  6. Pokédex: It spits fire that is hot enough to melt boulders. Known to cause forest fires unintentionally.Game Freak. Pokémon Red. Nintendo. Game Boy. (in English). (1998-09-30)
  7. "Pokémon Trainer". Smash Bros. DOJO!!. Smashbros.com. http://www.smashbros.com/en_us/characters/pokemon_trainer.html. Retrieved 2009-08-09.
  8. "Pondering Pokémon". The Observer. February 24, 2009. http://media.www.ndsmcobserver.com/media/storage/paper660/news/2009/02/24/Viewpoint/Pondering.Pokemon-3645348.shtml. Retrieved 2009-02-28.
  9. 9.0 9.1 Diggs, Agnes (1999-07-25). "Valley Roundup; West Hills; Pokémon Tourney Draws Hundreds of Young Players". Los Angeles Times (Eddy W. Hartenstein).
  10. Jacobs, Chick (2006-07-05). "Pokémon Turns 10". The Fayetteville Observer (Charles Broadwell).
  11. Jacobs, Chick (2000-11-24). "A Friendly Ear and Some Pokémon Can Ease the Fear". The Fayetteville Observer (Charles Broadwell).
  12. Tobin, Joseph Jay (2004). Pikachu's Global Adventure: The Rise and Fall of Pokémon. Duke University Press. p. 180. ISBN 0-822-33287-6 .
  13. Elston, Brett (2007-08-24). "The complete Pokémon RBY pokédex, part 1". GamesRadar. Future Publishing. p. 6. http://www.gamesradar.com/ds/f/the-complete-pokemon-rby-pokedex-part-1/a-200708209459101025/g-2006100415372930075/p-6. Retrieved 2009-10-04.
  14. Elston, Brett (2007-08-24). "The complete Pokémon RBY pokédex, part 1". GamesRadar. Future Publishing. p. 4. http://www.gamesradar.com/ds/f/the-complete-pokemon-rby-pokedex-part-1/a-200708209459101025/g-2006100415372930075/p-4. Retrieved 2009-10-04.
  15. pokemonofthedaychick (3/7/03). "Pokémon Crystal Version Pokémon of the Day: Charizard (#6) - IGN FAQs". IGN. http://faqs.ign.com/articles/388/388456p1.html. Retrieved 2010-8-30.
  16. Tobin, Joseph Jay (2004). Pikachu's Global Adventure: The Rise and Fall of Pokémon. Duke University Press. p. 283. ISBN 0-822-33287-6 .

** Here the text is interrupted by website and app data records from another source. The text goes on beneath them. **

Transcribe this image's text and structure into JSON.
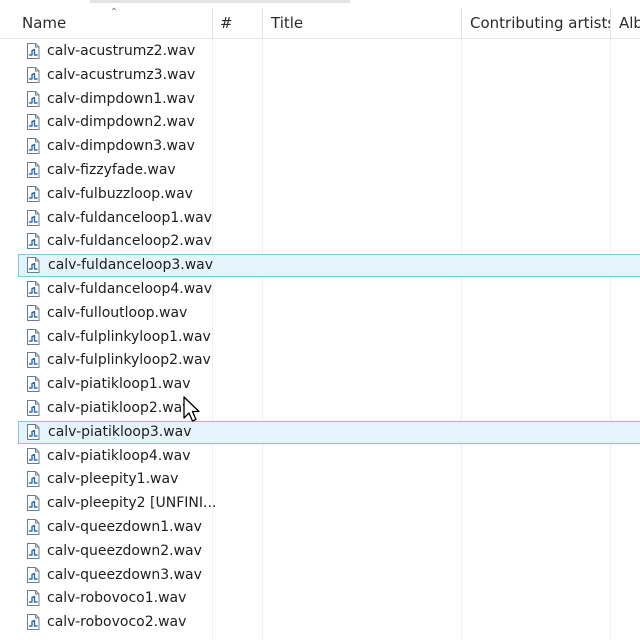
{
  "columns": {
    "name": "Name",
    "number": "#",
    "title": "Title",
    "contributing_artists": "Contributing artists",
    "album": "Alb"
  },
  "files": [
    {
      "name": "calv-acustrumz2.wav",
      "selected": false
    },
    {
      "name": "calv-acustrumz3.wav",
      "selected": false
    },
    {
      "name": "calv-dimpdown1.wav",
      "selected": false
    },
    {
      "name": "calv-dimpdown2.wav",
      "selected": false
    },
    {
      "name": "calv-dimpdown3.wav",
      "selected": false
    },
    {
      "name": "calv-fizzyfade.wav",
      "selected": false
    },
    {
      "name": "calv-fulbuzzloop.wav",
      "selected": false
    },
    {
      "name": "calv-fuldanceloop1.wav",
      "selected": false
    },
    {
      "name": "calv-fuldanceloop2.wav",
      "selected": false
    },
    {
      "name": "calv-fuldanceloop3.wav",
      "selected": true
    },
    {
      "name": "calv-fuldanceloop4.wav",
      "selected": false
    },
    {
      "name": "calv-fulloutloop.wav",
      "selected": false
    },
    {
      "name": "calv-fulplinkyloop1.wav",
      "selected": false
    },
    {
      "name": "calv-fulplinkyloop2.wav",
      "selected": false
    },
    {
      "name": "calv-piatikloop1.wav",
      "selected": false
    },
    {
      "name": "calv-piatikloop2.wav",
      "selected": false
    },
    {
      "name": "calv-piatikloop3.wav",
      "selected": true
    },
    {
      "name": "calv-piatikloop4.wav",
      "selected": false
    },
    {
      "name": "calv-pleepity1.wav",
      "selected": false
    },
    {
      "name": "calv-pleepity2 [UNFINI...",
      "selected": false
    },
    {
      "name": "calv-queezdown1.wav",
      "selected": false
    },
    {
      "name": "calv-queezdown2.wav",
      "selected": false
    },
    {
      "name": "calv-queezdown3.wav",
      "selected": false
    },
    {
      "name": "calv-robovoco1.wav",
      "selected": false
    },
    {
      "name": "calv-robovoco2.wav",
      "selected": false
    }
  ],
  "icons": {
    "file": "audio-file-icon",
    "sort": "sort-ascending-icon",
    "cursor": "mouse-pointer-icon"
  },
  "colors": {
    "selection_fill": "#e5f3fb",
    "selection_border": "#7ec8e3",
    "icon_accent": "#2b6cb0"
  }
}
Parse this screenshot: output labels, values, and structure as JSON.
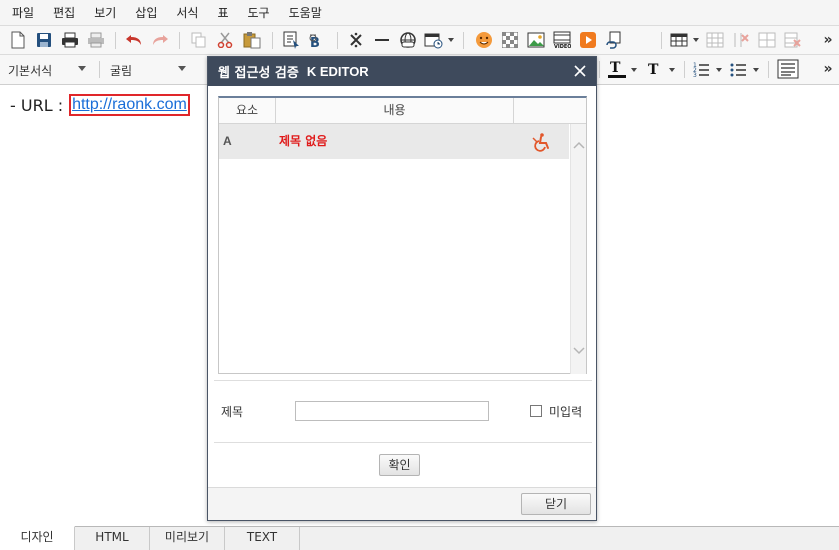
{
  "menu": {
    "items": [
      "파일",
      "편집",
      "보기",
      "삽입",
      "서식",
      "표",
      "도구",
      "도움말"
    ]
  },
  "toolbar": {
    "icons": [
      "new-document-icon",
      "save-icon",
      "print-icon",
      "print-preview-icon",
      "undo-icon",
      "redo-icon",
      "copy-icon",
      "cut-icon",
      "paste-icon",
      "select-all-icon",
      "find-replace-icon",
      "special-char-icon",
      "horizontal-rule-icon",
      "link-icon",
      "date-icon",
      "emoticon-icon",
      "background-icon",
      "image-icon",
      "video-icon",
      "media-icon",
      "hyperlink-icon",
      "table-icon",
      "table-insert-icon",
      "table-delete-icon",
      "cell-merge-icon",
      "cell-delete-icon",
      "more-icon"
    ],
    "more_label": "»"
  },
  "format": {
    "paragraph_style": "기본서식",
    "font_name": "굴림",
    "more_label": "»"
  },
  "editor": {
    "prefix": "- URL : ",
    "link_text": "http://raonk.com"
  },
  "dialog": {
    "title": "웹 접근성 검증",
    "brand": "K EDITOR",
    "columns": [
      "요소",
      "내용",
      ""
    ],
    "rows": [
      {
        "element": "A",
        "content": "제목 없음",
        "icon": "accessibility-wheelchair-icon"
      }
    ],
    "field_label": "제목",
    "field_value": "",
    "checkbox_label": "미입력",
    "confirm_label": "확인",
    "close_label": "닫기",
    "accent": "#3e4a5c",
    "error_color": "#e01b1b"
  },
  "tabs": [
    {
      "label": "디자인",
      "active": true
    },
    {
      "label": "HTML",
      "active": false
    },
    {
      "label": "미리보기",
      "active": false
    },
    {
      "label": "TEXT",
      "active": false
    }
  ]
}
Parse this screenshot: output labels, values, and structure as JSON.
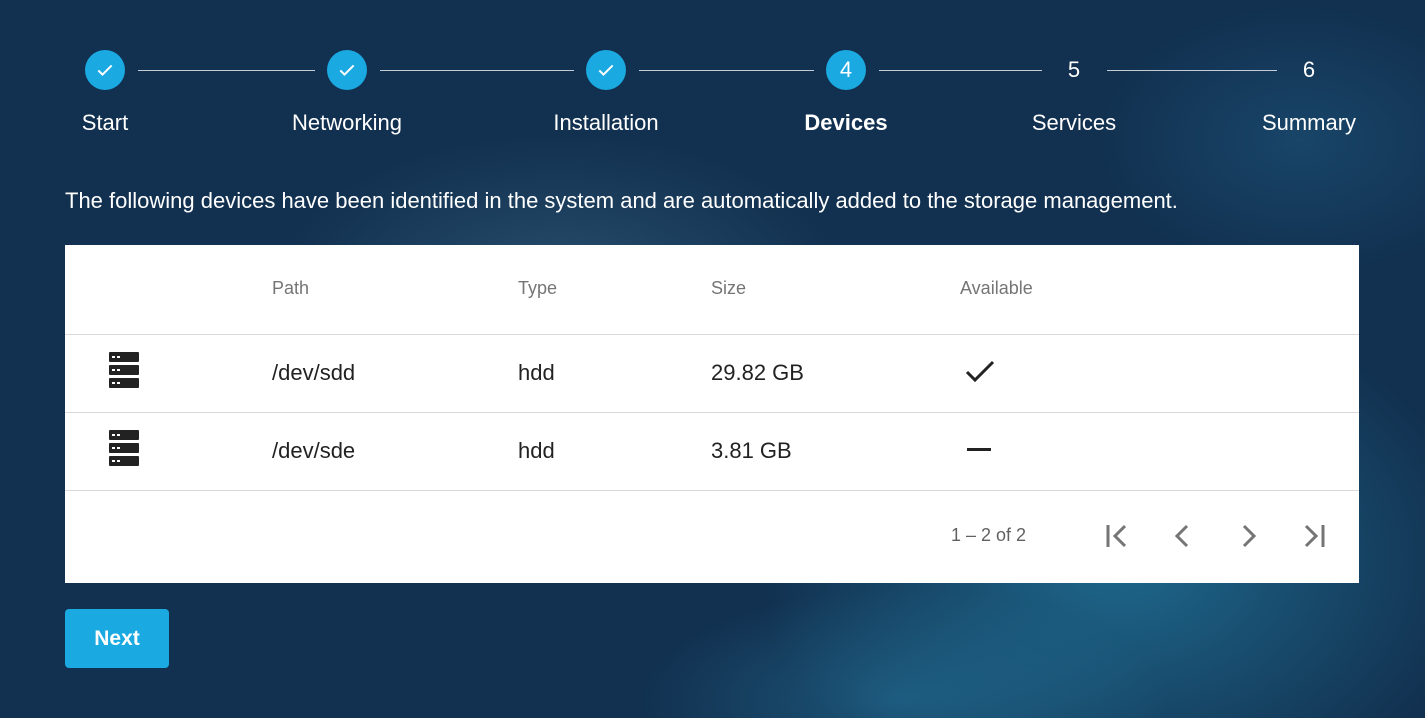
{
  "stepper": {
    "steps": [
      {
        "label": "Start",
        "marker": "",
        "state": "done"
      },
      {
        "label": "Networking",
        "marker": "",
        "state": "done"
      },
      {
        "label": "Installation",
        "marker": "",
        "state": "done"
      },
      {
        "label": "Devices",
        "marker": "4",
        "state": "active"
      },
      {
        "label": "Services",
        "marker": "5",
        "state": "pending"
      },
      {
        "label": "Summary",
        "marker": "6",
        "state": "pending"
      }
    ]
  },
  "intro_text": "The following devices have been identified in the system and are automatically added to the storage management.",
  "table": {
    "columns": [
      "",
      "Path",
      "Type",
      "Size",
      "Available"
    ],
    "rows": [
      {
        "icon": "storage-icon",
        "path": "/dev/sdd",
        "type": "hdd",
        "size": "29.82 GB",
        "available": true,
        "available_icon": "check-icon"
      },
      {
        "icon": "storage-icon",
        "path": "/dev/sde",
        "type": "hdd",
        "size": "3.81 GB",
        "available": false,
        "available_icon": "dash-icon"
      }
    ]
  },
  "paginator": {
    "range_label": "1 – 2 of 2",
    "icons": [
      "first-page-icon",
      "previous-page-icon",
      "next-page-icon",
      "last-page-icon"
    ]
  },
  "actions": {
    "next_label": "Next"
  },
  "colors": {
    "accent": "#1ba9e1",
    "background": "#12304f"
  }
}
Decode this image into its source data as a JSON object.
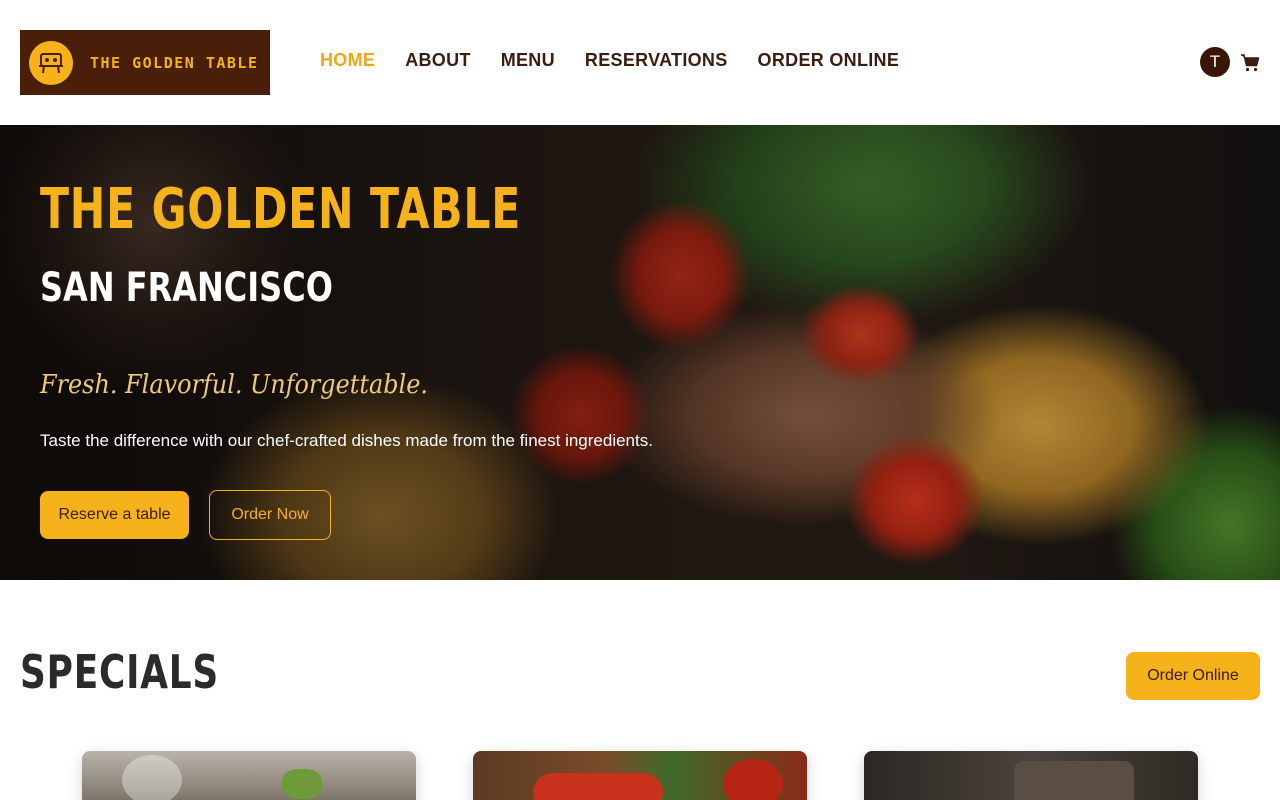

  17. Tobin, Joseph Jay (2004). Pikachu's Global Adventure: The Rise and Fall of Pokémon. Duke University Press. p. 178. ISBN 0-822-33287-6 .
  18. Kagan, Richard (2004). Rebuilding Attachments With Traumatized Children. Haworth Maltreatment and Trauma Press. ISBN 0789015447 .
  19. "Pokémon Far From Passe". Yahoo!. 2005-06-11. Archived from the original on 2005-06-14. http://web.archive.org/web/20050614012829/http://buzz.yahoo.com/buzz_log/entry/2005/06/11/2100/. Retrieved 2009-10-15.
  20. 20.0 20.1 "Recall of Pokémon plush toys" Cpsc.org'.' Retrieved 12 July 2006.
  21. Kaufield, John; Jeremy Smith (2006). Trading Card Games for Dummies. For Dummies. p. 93. ISBN 0471754161 .
  22. Jack DeVries (February 24, 2009). "Pokémon Report: Playing With a Full Deck - DS Feature at IGN". IGN. http://ds.ign.com/articles/956/956855p1.html.